Exercise directions –
Sift the listing for lines that hold the string "label" and pull them out.

Information shown –
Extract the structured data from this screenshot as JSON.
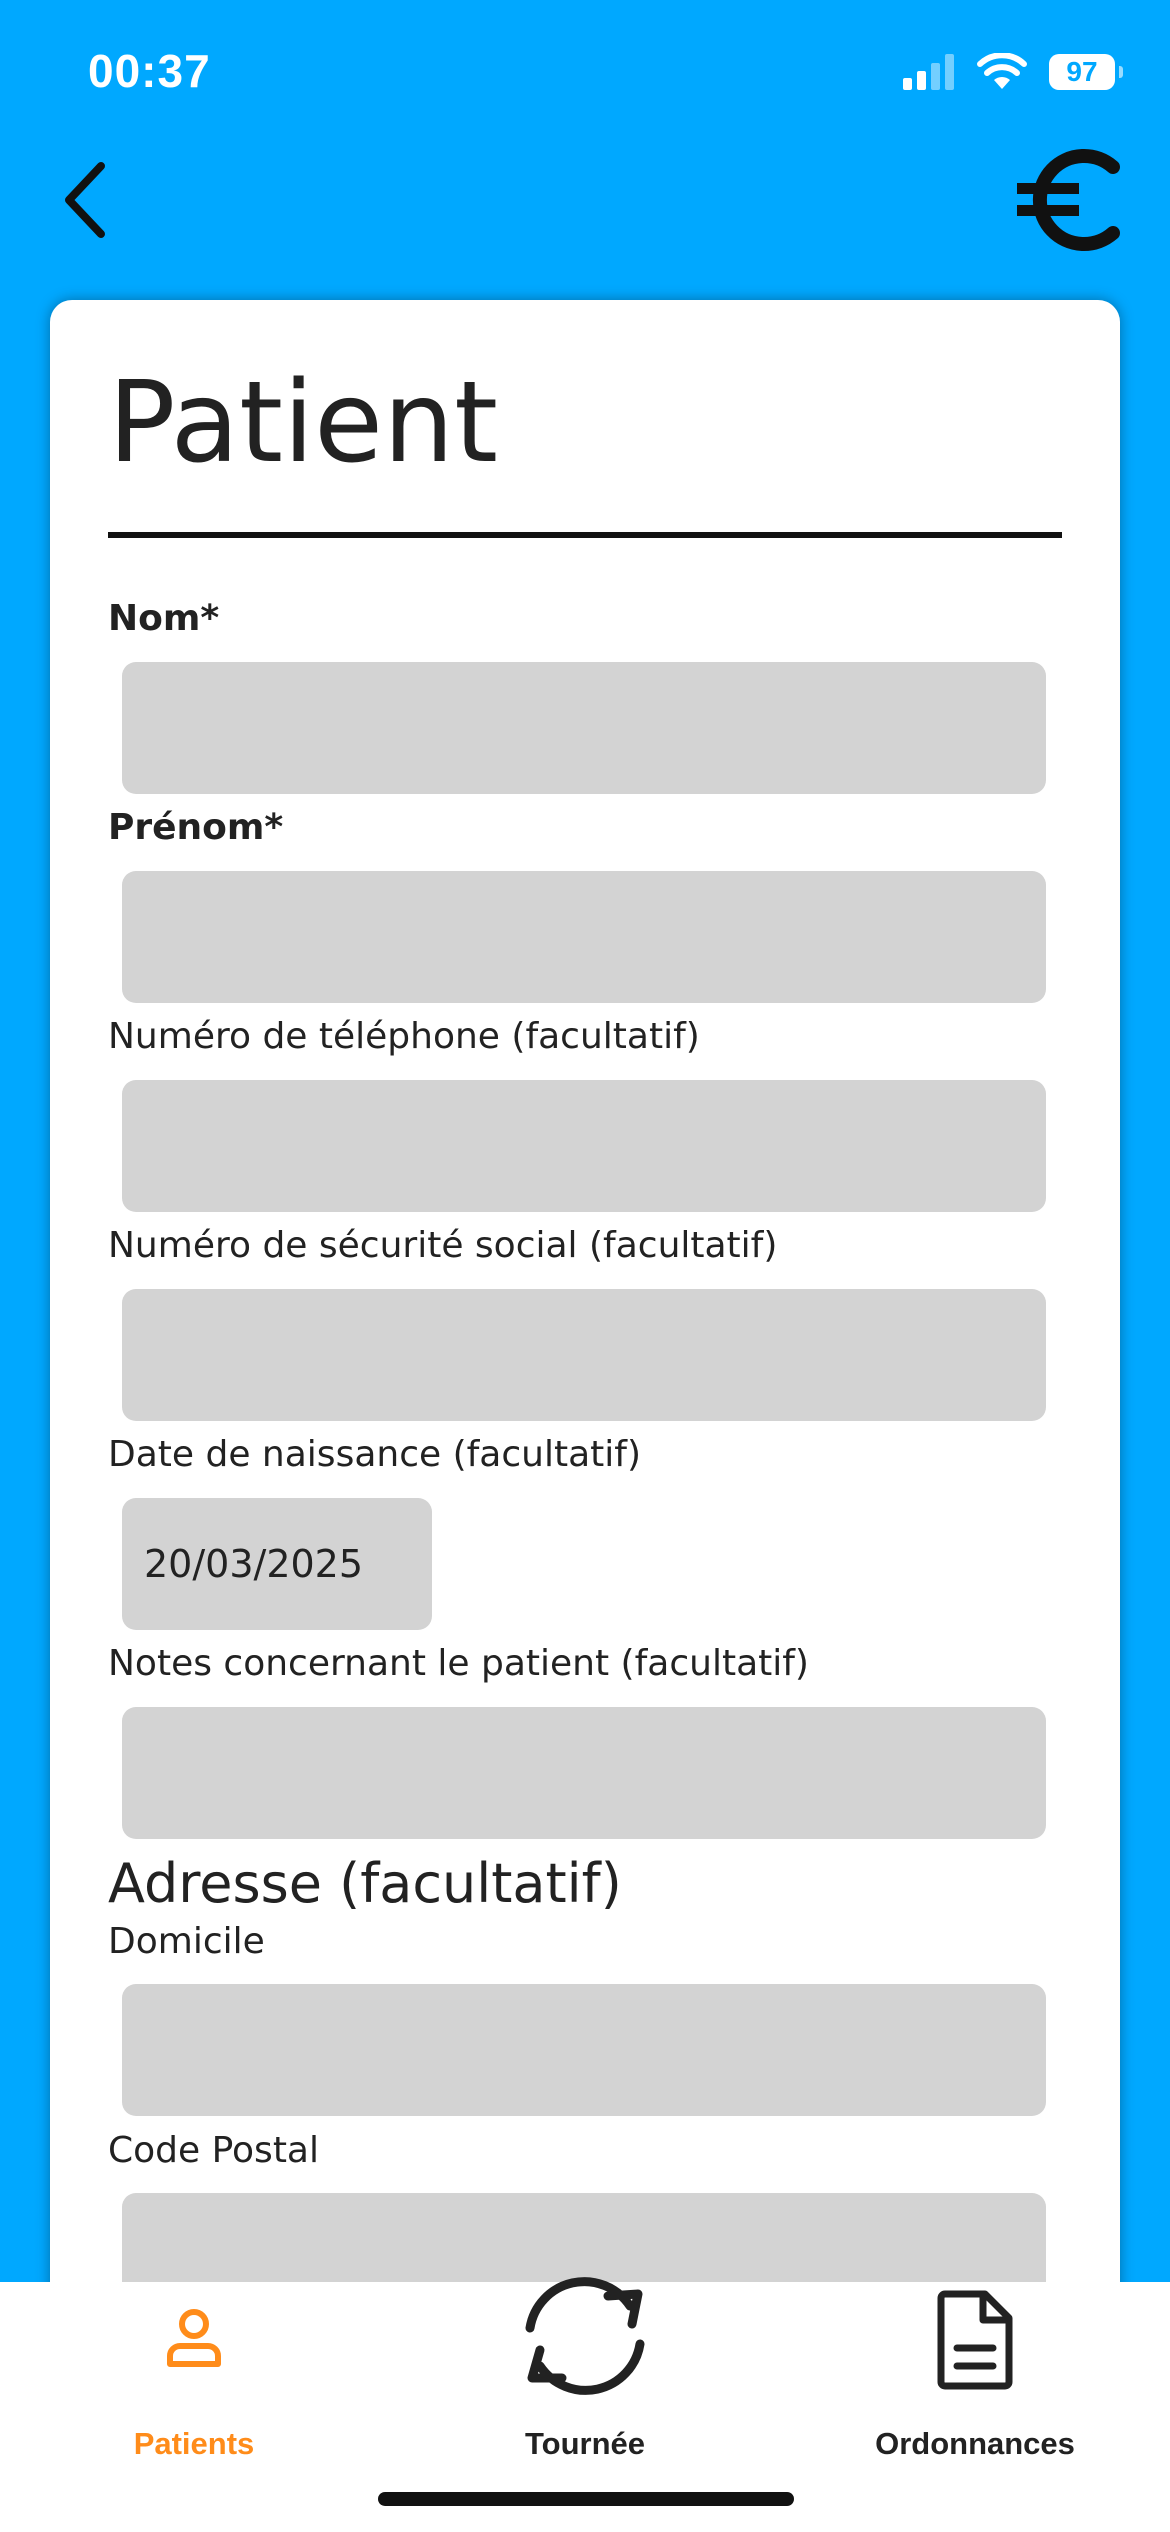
{
  "status_bar": {
    "time": "00:37",
    "battery": "97"
  },
  "nav": {
    "back_icon": "chevron-left-icon",
    "euro_icon": "euro-icon"
  },
  "form": {
    "title": "Patient",
    "fields": {
      "nom": {
        "label": "Nom*",
        "value": ""
      },
      "prenom": {
        "label": "Prénom*",
        "value": ""
      },
      "telephone": {
        "label": "Numéro de téléphone (facultatif)",
        "value": ""
      },
      "securite_sociale": {
        "label": "Numéro de sécurité social (facultatif)",
        "value": ""
      },
      "date_naissance": {
        "label": "Date de naissance (facultatif)",
        "value": "20/03/2025"
      },
      "notes": {
        "label": "Notes concernant le patient (facultatif)",
        "value": ""
      }
    },
    "address": {
      "heading": "Adresse (facultatif)",
      "domicile": {
        "label": "Domicile",
        "value": ""
      },
      "code_postal": {
        "label": "Code Postal",
        "value": ""
      }
    }
  },
  "tabs": [
    {
      "label": "Patients",
      "icon": "person-icon",
      "active": true
    },
    {
      "label": "Tournée",
      "icon": "refresh-icon",
      "active": false
    },
    {
      "label": "Ordonnances",
      "icon": "document-icon",
      "active": false
    }
  ],
  "colors": {
    "background": "#00A8FF",
    "active_tab": "#FF8C1A",
    "field": "#D3D3D3"
  }
}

Solution –
        "label": "Nom*",
        "label": "Prénom*",
        "label": "Numéro de téléphone (facultatif)",
        "label": "Numéro de sécurité social (facultatif)",
        "label": "Date de naissance (facultatif)",
        "label": "Notes concernant le patient (facultatif)",
        "label": "Domicile",
        "label": "Code Postal",
      "label": "Patients",
      "label": "Tournée",
      "label": "Ordonnances",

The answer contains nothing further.